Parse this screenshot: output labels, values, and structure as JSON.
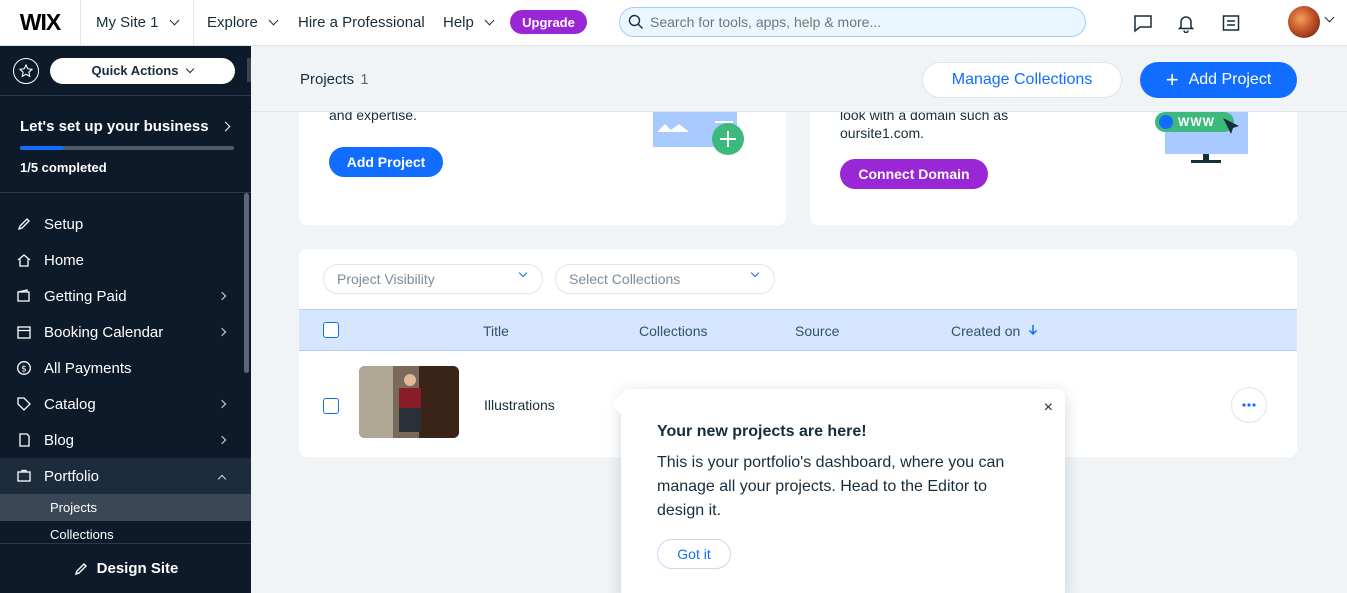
{
  "topbar": {
    "logo": "WIX",
    "site_name": "My Site 1",
    "nav": [
      "Explore",
      "Hire a Professional",
      "Help"
    ],
    "upgrade": "Upgrade",
    "search_placeholder": "Search for tools, apps, help & more..."
  },
  "sidebar": {
    "quick_actions": "Quick Actions",
    "setup_title": "Let's set up your business",
    "setup_progress": "1/5 completed",
    "setup_fraction": 0.2,
    "items": [
      {
        "label": "Setup"
      },
      {
        "label": "Home"
      },
      {
        "label": "Getting Paid"
      },
      {
        "label": "Booking Calendar"
      },
      {
        "label": "All Payments"
      },
      {
        "label": "Catalog"
      },
      {
        "label": "Blog"
      },
      {
        "label": "Portfolio"
      }
    ],
    "subitems": [
      "Projects",
      "Collections"
    ],
    "design_site": "Design Site"
  },
  "header": {
    "title": "Projects",
    "count": "1",
    "manage_collections": "Manage Collections",
    "add_project": "Add Project"
  },
  "cards": {
    "left_text": "and expertise.",
    "left_button": "Add Project",
    "right_text_1": "look with a domain such as",
    "right_text_2": "oursite1.com.",
    "right_button": "Connect Domain",
    "www_badge": "WWW"
  },
  "table": {
    "filter_visibility": "Project Visibility",
    "filter_collections": "Select Collections",
    "columns": [
      "Title",
      "Collections",
      "Source",
      "Created on"
    ],
    "rows": [
      {
        "title": "Illustrations"
      }
    ]
  },
  "tooltip": {
    "close": "×",
    "title": "Your new projects are here!",
    "body": "This is your portfolio's dashboard, where you can manage all your projects. Head to the Editor to design it.",
    "button": "Got it"
  },
  "colors": {
    "primary": "#116dff",
    "purple": "#9a27d5",
    "sidebar_bg": "#0c1a2a",
    "table_header": "#d6e6fe"
  }
}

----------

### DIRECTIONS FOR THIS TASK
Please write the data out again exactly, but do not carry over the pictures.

### TASK SOLUTION
Parse this screenshot: output labels, values, and structure as JSON.
{
  "topbar": {
    "logo": "WIX",
    "site_name": "My Site 1",
    "nav": [
      "Explore",
      "Hire a Professional",
      "Help"
    ],
    "upgrade": "Upgrade",
    "search_placeholder": "Search for tools, apps, help & more..."
  },
  "sidebar": {
    "quick_actions": "Quick Actions",
    "setup_title": "Let's set up your business",
    "setup_progress": "1/5 completed",
    "setup_fraction": 0.2,
    "items": [
      {
        "label": "Setup"
      },
      {
        "label": "Home"
      },
      {
        "label": "Getting Paid"
      },
      {
        "label": "Booking Calendar"
      },
      {
        "label": "All Payments"
      },
      {
        "label": "Catalog"
      },
      {
        "label": "Blog"
      },
      {
        "label": "Portfolio"
      }
    ],
    "subitems": [
      "Projects",
      "Collections"
    ],
    "design_site": "Design Site"
  },
  "header": {
    "title": "Projects",
    "count": "1",
    "manage_collections": "Manage Collections",
    "add_project": "Add Project"
  },
  "cards": {
    "left_text": "and expertise.",
    "left_button": "Add Project",
    "right_text_1": "look with a domain such as",
    "right_text_2": "oursite1.com.",
    "right_button": "Connect Domain",
    "www_badge": "WWW"
  },
  "table": {
    "filter_visibility": "Project Visibility",
    "filter_collections": "Select Collections",
    "columns": [
      "Title",
      "Collections",
      "Source",
      "Created on"
    ],
    "rows": [
      {
        "title": "Illustrations"
      }
    ]
  },
  "tooltip": {
    "close": "×",
    "title": "Your new projects are here!",
    "body": "This is your portfolio's dashboard, where you can manage all your projects. Head to the Editor to design it.",
    "button": "Got it"
  },
  "colors": {
    "primary": "#116dff",
    "purple": "#9a27d5",
    "sidebar_bg": "#0c1a2a",
    "table_header": "#d6e6fe"
  }
}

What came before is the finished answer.